NASHVILLE, Tenn. — One of four serious contenders for the services of three-time first-team All-Pro Ndamukong Suh, the Tennessee Titans lost out to the Los Angeles Rams in the Suh Sweepstakes on Monday.
Former Dolphins’ DT Ndamukong Suh reached agreement with Los Angeles Rams on a one-year, $14 million deal, per source. Suh took less to go to LA.
Suh and Aaron Donald now manning LA’s front.
— Adam Schefter (@AdamSchefter) March 26, 2018
Suh, 31, signed a six-year, $114.375 million contract with the Miami Dolphins in March of 2015, but was released three years into the deal at the start of the 2018 league year. The five-time Pro Bowl defensive tackle selected Los Angeles as his new home after reportedly entertaining offers from Tennessee, the New Orleans Saints and the New York Jets (before it was rescinded). The visit with the Rams was the last meeting that Suh took before making his free-agency decision.
So, how should you feel about Suh? Truth is, you didn’t really need him.
Woe is the lowly Titans fan, jilted yet again by another name-brand NFL free agent for a larger market and a club loading up with talent in an offseason arms race. The thought of the five-time Pro Bowl defensive tackle landing in Nashville tantalized the imaginations of all those who follow and cover the local professional football team. To the fans, it would have been received as an obvious battle cry by general manager Jon Robinson; a shot fired across the bows of teams competing at the highest level of the sport, forcing them to acknowledge that this is a franchise of note and one to be legitimately feared on Sundays.
To us, the reviled local media, Suh coming to Nashville would have provided an endless supply of expectation pieces, sports talk content and gas-baggery of little-to-no true value. Baseball season is best described as a night “dark and full of terrors” in the content business and the Suh-related Summer topics would surely have alleviated a good deal of this untenable burden.

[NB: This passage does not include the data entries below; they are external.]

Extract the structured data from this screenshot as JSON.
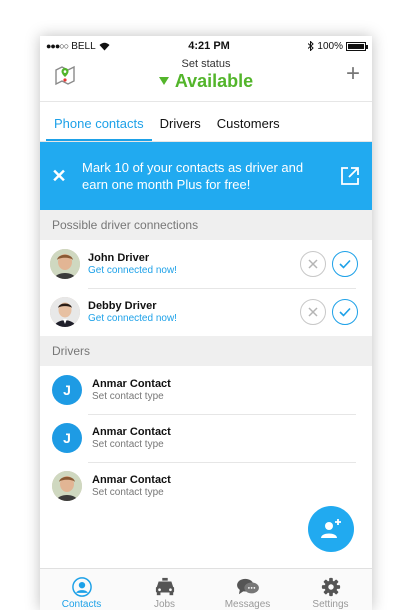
{
  "statusbar": {
    "carrier": "BELL",
    "time": "4:21 PM",
    "battery": "100%"
  },
  "header": {
    "set_status_label": "Set status",
    "status_value": "Available"
  },
  "tabs": [
    {
      "label": "Phone contacts",
      "active": true
    },
    {
      "label": "Drivers",
      "active": false
    },
    {
      "label": "Customers",
      "active": false
    }
  ],
  "banner": {
    "text": "Mark 10 of your contacts as driver and earn one month Plus for free!"
  },
  "sections": {
    "possible": {
      "title": "Possible driver connections",
      "items": [
        {
          "name": "John Driver",
          "subtitle": "Get connected now!"
        },
        {
          "name": "Debby Driver",
          "subtitle": "Get connected now!"
        }
      ]
    },
    "drivers": {
      "title": "Drivers",
      "items": [
        {
          "name": "Anmar Contact",
          "subtitle": "Set contact type",
          "initial": "J"
        },
        {
          "name": "Anmar Contact",
          "subtitle": "Set contact type",
          "initial": "J"
        },
        {
          "name": "Anmar Contact",
          "subtitle": "Set contact type",
          "initial": ""
        }
      ]
    }
  },
  "bottom_nav": [
    {
      "label": "Contacts",
      "icon": "person-icon",
      "active": true
    },
    {
      "label": "Jobs",
      "icon": "taxi-icon",
      "active": false
    },
    {
      "label": "Messages",
      "icon": "chat-icon",
      "active": false
    },
    {
      "label": "Settings",
      "icon": "gear-icon",
      "active": false
    }
  ],
  "colors": {
    "accent": "#21aaf0",
    "available": "#53b52b"
  }
}
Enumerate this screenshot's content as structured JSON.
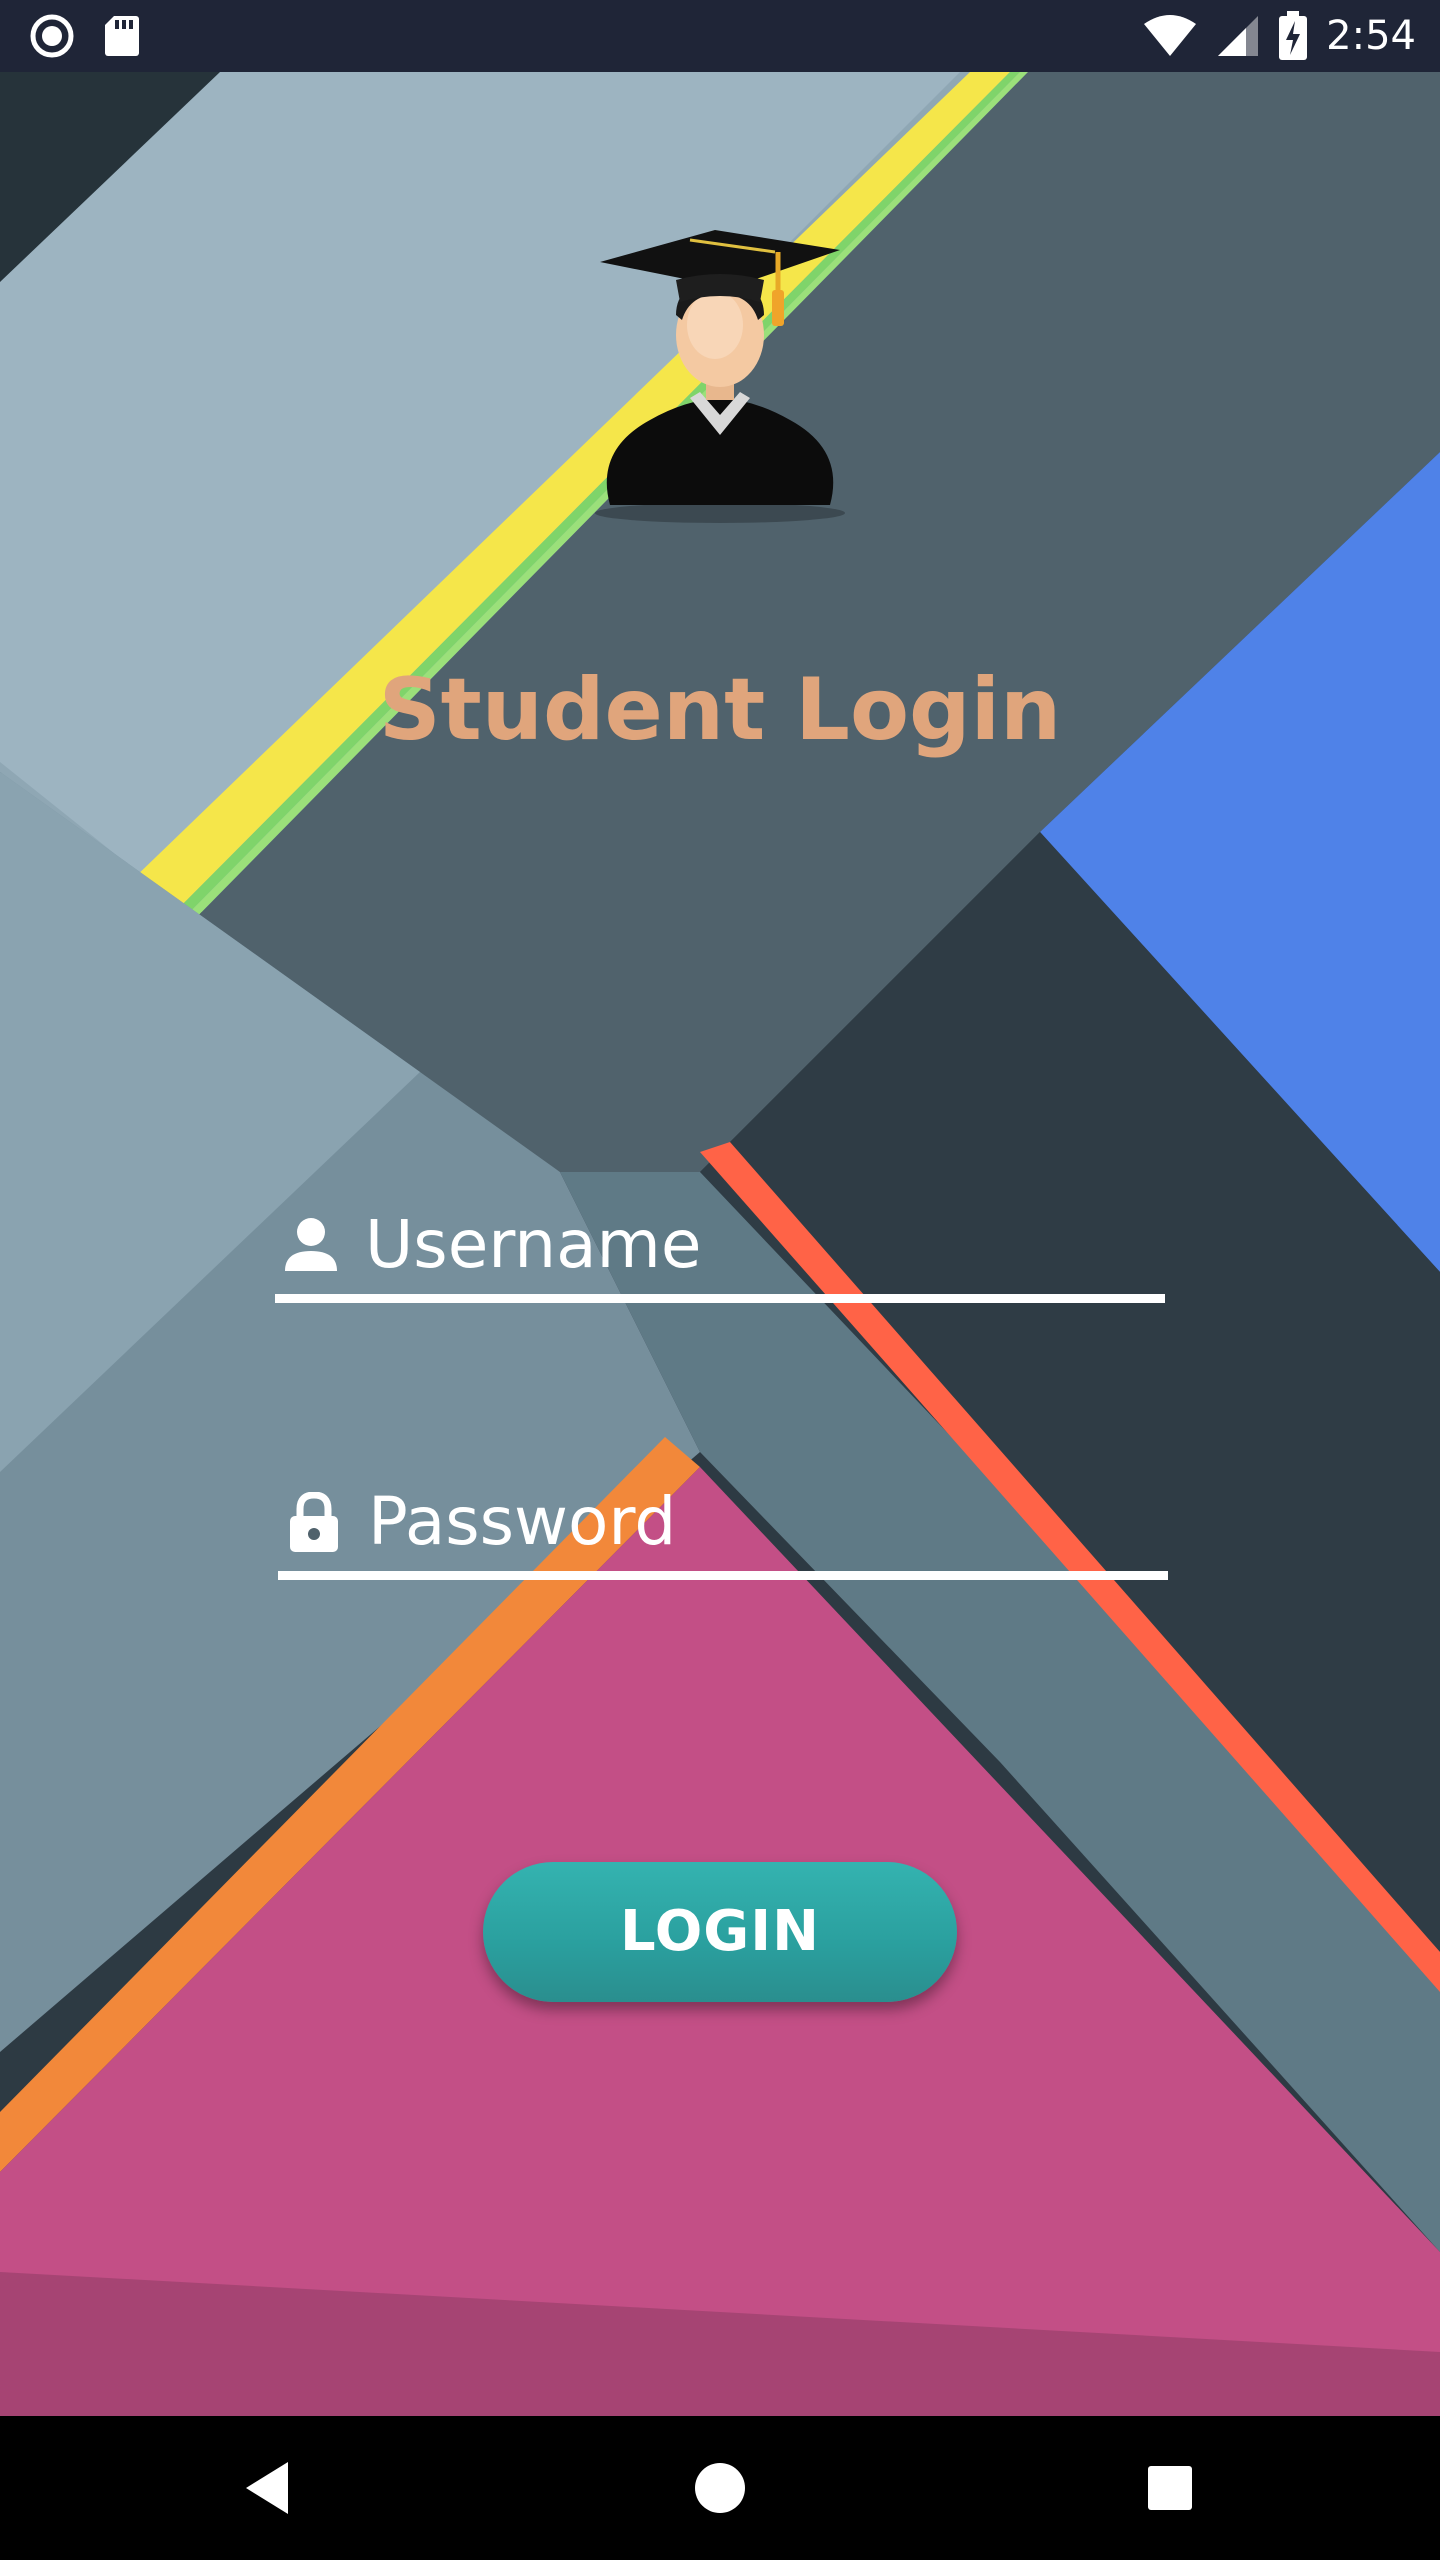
{
  "status_bar": {
    "time": "2:54",
    "left_icons": [
      "record-icon",
      "sd-card-icon"
    ],
    "right_icons": [
      "wifi-icon",
      "signal-icon",
      "battery-charging-icon"
    ]
  },
  "app": {
    "title": "Student Login",
    "logo_icon": "graduate-icon",
    "username": {
      "icon": "person-icon",
      "placeholder": "Username"
    },
    "password": {
      "icon": "lock-icon",
      "placeholder": "Password"
    },
    "login_label": "LOGIN"
  },
  "nav_bar": {
    "buttons": [
      "back-icon",
      "home-icon",
      "recents-icon"
    ]
  },
  "colors": {
    "title": "#e0a57c",
    "button": "#2fa8a7",
    "status_bar": "#1f2537",
    "nav_bar": "#000000"
  }
}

But, I digress.
Suh signified the only true difference-making player available on this year’s open market. He played in all 16 regular season games the past six seasons, was on the field for 83.4 percent of Miami’s defensive snaps in 2017 and has started each in of his 126 career games played. Voted as the 2010 AP Defensive Rookie of the Year, Suh has recorded one interception, 28 passes defended, four forced fumbles, two fumble recoveries (one for a touchdown), 51.5 sacks, 289 tackles and one safety during his eight-year career. In Tennessee, Suh would have joined an already-formidable Tennessee defensive line that features Pro Bowl end Jurrell Casey and recently-extended defensive lineman DaQuan Jones. The group would have been hugely disruptive for opposing offensive lines and given quarterbacks fits with the amount of interior pressure they would be regularly subjected to.
Suh’s talent is transcendent but his particular skill set is one the Titans already possess. His acquisition would have been a luxury, not a need.
The 2017 iteration of Tennessee’s defense, though, ranked in the Top 10 against the run (7) and fifth in sacks (43) despite inconsistencies with their pass rush throughout the year. And, while they did finish 21st in Football Outsider’s defensive DVOA, the construction of the new secondary, bolstered by the addition of Malcolm Butler this offseason, will help to address those issues. That Robinson invested so much into the back end of his defense could be viewed as an admission that the pass rush was too up and down in 2017 and that Butler was the most appropriate patch based on the players available.
Football at the professional level differs from the other leagues insomuch as the sheer size of its rosters and workforce renders almost all of the on-field participants hugely replaceable cogs. Big-ticket free agency blinds the consumer with the notion that, maybe, paying the 25-year-old former first-round wide receiver, for example, somewhere in the neighborhood of $16 million annually will be the catalyst required to maybe sneak your favorite team into the Wild Card game next postseason. To those who traffic in this kind of hope for the future, that receiver is worth the financial risk for no other reason than that he is young, has the allure of “potential” and killed it for you that one year in your fantasy league. Suh represents a similar kind of free-agent euphoria. He is famous for being stronger and more violent than a league full of the most violent, strong people.
He is certainly still valuable, just not really to the Titans.
Veteran edge rushers Brian Orakpo and Derrick Morgan have been effective but there is nothing in the way of quality depth currently behind them. The Titans sack totals increased exponentially in the latter half of their 2017 schedule, when the team feasted with two separate eight-sack performances on sub-par offensive lines. Tennessee defense needs help up front but it should come from an influx of youth and speed through this year’s draft not from a brief affair with a 31-year old defensive tackle.
Suh’s one-year deal with L.A. is indeed about making them better, while not really investing to build towards the club’s future. Jon Robinson, at this point, needs both.